### DATASET ENTRIES
----

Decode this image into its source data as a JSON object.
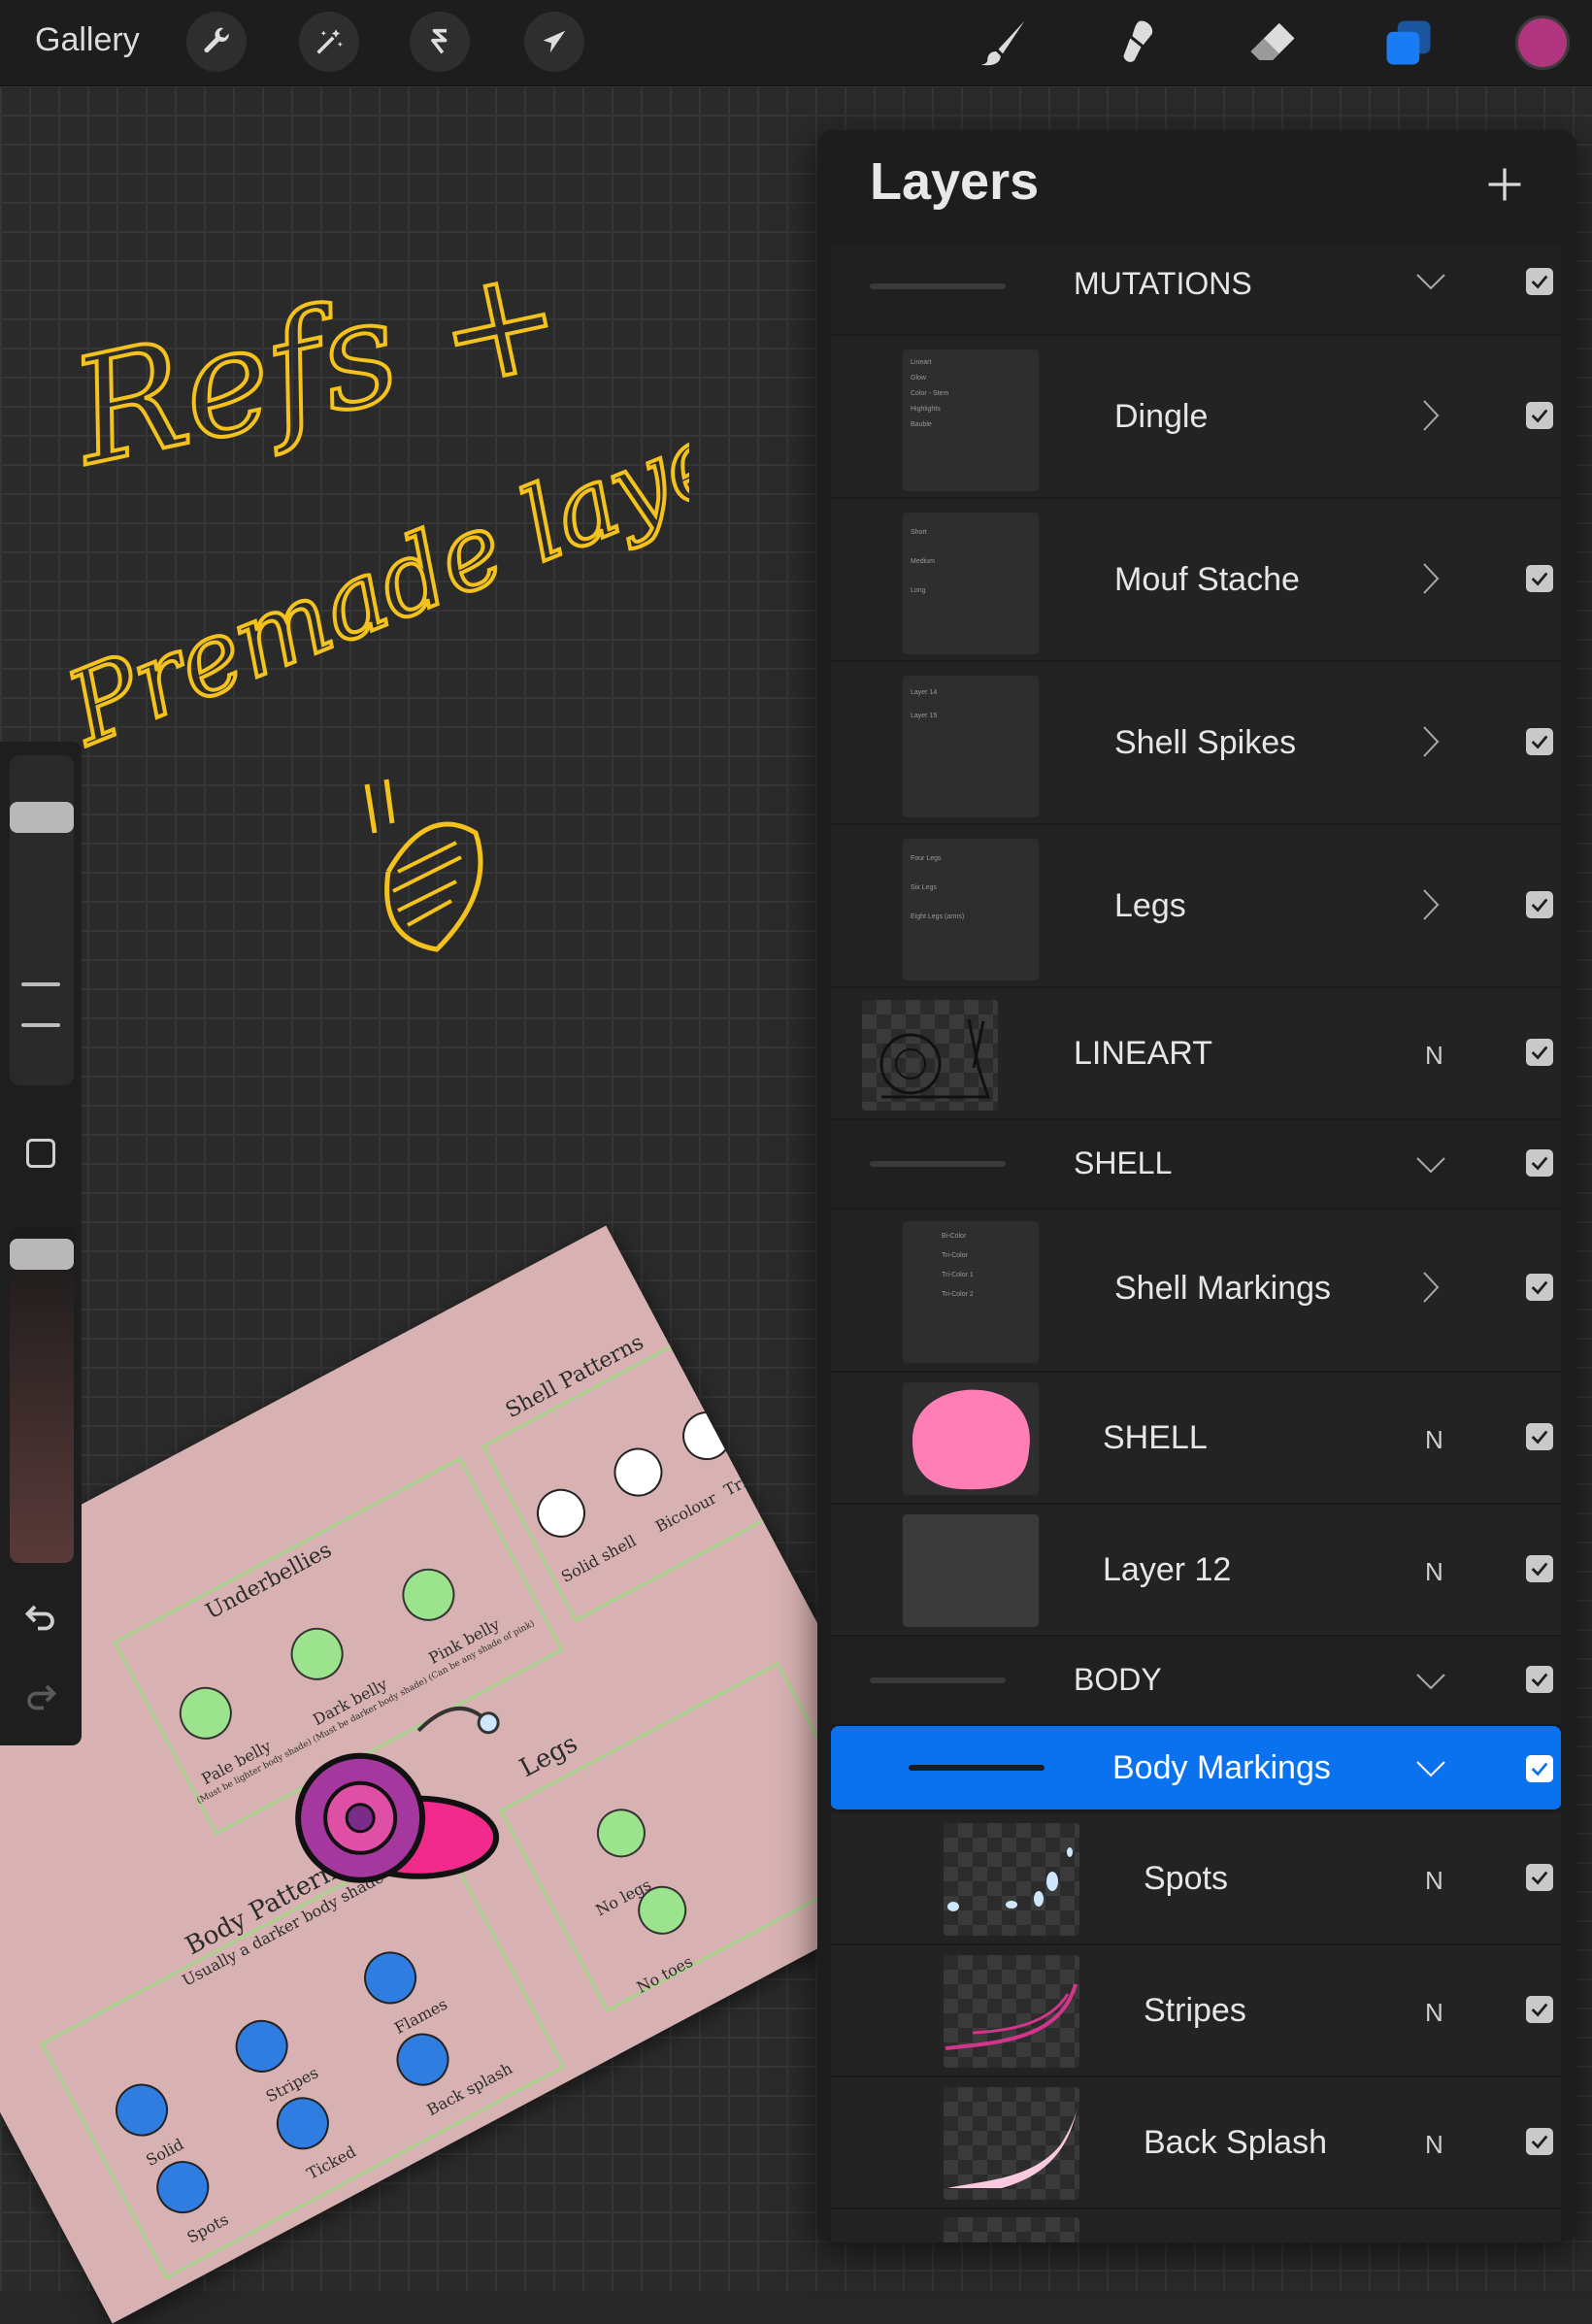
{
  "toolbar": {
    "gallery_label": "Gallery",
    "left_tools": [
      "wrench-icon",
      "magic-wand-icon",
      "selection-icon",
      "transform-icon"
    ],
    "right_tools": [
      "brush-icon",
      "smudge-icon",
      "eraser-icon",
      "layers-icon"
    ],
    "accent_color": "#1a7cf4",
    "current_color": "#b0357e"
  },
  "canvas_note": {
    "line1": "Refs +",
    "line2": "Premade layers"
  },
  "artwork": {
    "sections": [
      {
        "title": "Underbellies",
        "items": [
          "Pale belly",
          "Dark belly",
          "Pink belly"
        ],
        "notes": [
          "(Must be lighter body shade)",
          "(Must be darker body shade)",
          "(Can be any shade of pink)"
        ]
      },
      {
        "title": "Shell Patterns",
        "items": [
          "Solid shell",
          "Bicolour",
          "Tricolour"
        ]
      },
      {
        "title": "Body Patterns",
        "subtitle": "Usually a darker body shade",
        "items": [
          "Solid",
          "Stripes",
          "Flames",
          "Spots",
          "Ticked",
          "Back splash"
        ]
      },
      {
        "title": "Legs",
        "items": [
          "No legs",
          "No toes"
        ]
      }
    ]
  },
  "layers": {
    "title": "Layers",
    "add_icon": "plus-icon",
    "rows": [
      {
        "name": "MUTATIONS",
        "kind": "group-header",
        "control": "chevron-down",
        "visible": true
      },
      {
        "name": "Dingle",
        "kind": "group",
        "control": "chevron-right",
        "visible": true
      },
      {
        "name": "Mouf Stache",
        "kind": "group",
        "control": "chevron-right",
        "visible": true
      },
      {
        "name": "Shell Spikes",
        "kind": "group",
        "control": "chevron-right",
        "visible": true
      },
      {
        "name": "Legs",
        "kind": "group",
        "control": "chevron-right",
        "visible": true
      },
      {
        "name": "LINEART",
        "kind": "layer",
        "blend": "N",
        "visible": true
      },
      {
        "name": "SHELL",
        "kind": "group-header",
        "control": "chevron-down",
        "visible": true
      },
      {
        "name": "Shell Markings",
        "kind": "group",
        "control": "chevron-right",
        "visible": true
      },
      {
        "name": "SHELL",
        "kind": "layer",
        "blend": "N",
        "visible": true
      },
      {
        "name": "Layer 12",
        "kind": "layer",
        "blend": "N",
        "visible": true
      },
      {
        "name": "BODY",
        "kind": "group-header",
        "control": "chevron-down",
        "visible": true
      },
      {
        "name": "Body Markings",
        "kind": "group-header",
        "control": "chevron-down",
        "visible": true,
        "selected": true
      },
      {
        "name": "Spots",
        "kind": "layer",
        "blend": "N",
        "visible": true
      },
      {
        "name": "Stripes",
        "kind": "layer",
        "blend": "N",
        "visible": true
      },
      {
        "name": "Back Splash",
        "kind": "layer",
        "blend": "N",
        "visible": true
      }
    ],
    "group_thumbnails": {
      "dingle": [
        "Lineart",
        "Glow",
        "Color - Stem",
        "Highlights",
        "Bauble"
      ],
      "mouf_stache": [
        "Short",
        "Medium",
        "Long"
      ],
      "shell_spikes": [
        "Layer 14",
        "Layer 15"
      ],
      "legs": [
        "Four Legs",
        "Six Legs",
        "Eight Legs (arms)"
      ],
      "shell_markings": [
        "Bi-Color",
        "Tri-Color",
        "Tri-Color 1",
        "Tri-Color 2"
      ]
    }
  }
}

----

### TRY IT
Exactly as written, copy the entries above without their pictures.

### RESPONSE TO THIS TASK
Decode this image into its source data as a JSON object.
{
  "toolbar": {
    "gallery_label": "Gallery",
    "left_tools": [
      "wrench-icon",
      "magic-wand-icon",
      "selection-icon",
      "transform-icon"
    ],
    "right_tools": [
      "brush-icon",
      "smudge-icon",
      "eraser-icon",
      "layers-icon"
    ],
    "accent_color": "#1a7cf4",
    "current_color": "#b0357e"
  },
  "canvas_note": {
    "line1": "Refs +",
    "line2": "Premade layers"
  },
  "artwork": {
    "sections": [
      {
        "title": "Underbellies",
        "items": [
          "Pale belly",
          "Dark belly",
          "Pink belly"
        ],
        "notes": [
          "(Must be lighter body shade)",
          "(Must be darker body shade)",
          "(Can be any shade of pink)"
        ]
      },
      {
        "title": "Shell Patterns",
        "items": [
          "Solid shell",
          "Bicolour",
          "Tricolour"
        ]
      },
      {
        "title": "Body Patterns",
        "subtitle": "Usually a darker body shade",
        "items": [
          "Solid",
          "Stripes",
          "Flames",
          "Spots",
          "Ticked",
          "Back splash"
        ]
      },
      {
        "title": "Legs",
        "items": [
          "No legs",
          "No toes"
        ]
      }
    ]
  },
  "layers": {
    "title": "Layers",
    "add_icon": "plus-icon",
    "rows": [
      {
        "name": "MUTATIONS",
        "kind": "group-header",
        "control": "chevron-down",
        "visible": true
      },
      {
        "name": "Dingle",
        "kind": "group",
        "control": "chevron-right",
        "visible": true
      },
      {
        "name": "Mouf Stache",
        "kind": "group",
        "control": "chevron-right",
        "visible": true
      },
      {
        "name": "Shell Spikes",
        "kind": "group",
        "control": "chevron-right",
        "visible": true
      },
      {
        "name": "Legs",
        "kind": "group",
        "control": "chevron-right",
        "visible": true
      },
      {
        "name": "LINEART",
        "kind": "layer",
        "blend": "N",
        "visible": true
      },
      {
        "name": "SHELL",
        "kind": "group-header",
        "control": "chevron-down",
        "visible": true
      },
      {
        "name": "Shell Markings",
        "kind": "group",
        "control": "chevron-right",
        "visible": true
      },
      {
        "name": "SHELL",
        "kind": "layer",
        "blend": "N",
        "visible": true
      },
      {
        "name": "Layer 12",
        "kind": "layer",
        "blend": "N",
        "visible": true
      },
      {
        "name": "BODY",
        "kind": "group-header",
        "control": "chevron-down",
        "visible": true
      },
      {
        "name": "Body Markings",
        "kind": "group-header",
        "control": "chevron-down",
        "visible": true,
        "selected": true
      },
      {
        "name": "Spots",
        "kind": "layer",
        "blend": "N",
        "visible": true
      },
      {
        "name": "Stripes",
        "kind": "layer",
        "blend": "N",
        "visible": true
      },
      {
        "name": "Back Splash",
        "kind": "layer",
        "blend": "N",
        "visible": true
      }
    ],
    "group_thumbnails": {
      "dingle": [
        "Lineart",
        "Glow",
        "Color - Stem",
        "Highlights",
        "Bauble"
      ],
      "mouf_stache": [
        "Short",
        "Medium",
        "Long"
      ],
      "shell_spikes": [
        "Layer 14",
        "Layer 15"
      ],
      "legs": [
        "Four Legs",
        "Six Legs",
        "Eight Legs (arms)"
      ],
      "shell_markings": [
        "Bi-Color",
        "Tri-Color",
        "Tri-Color 1",
        "Tri-Color 2"
      ]
    }
  }
}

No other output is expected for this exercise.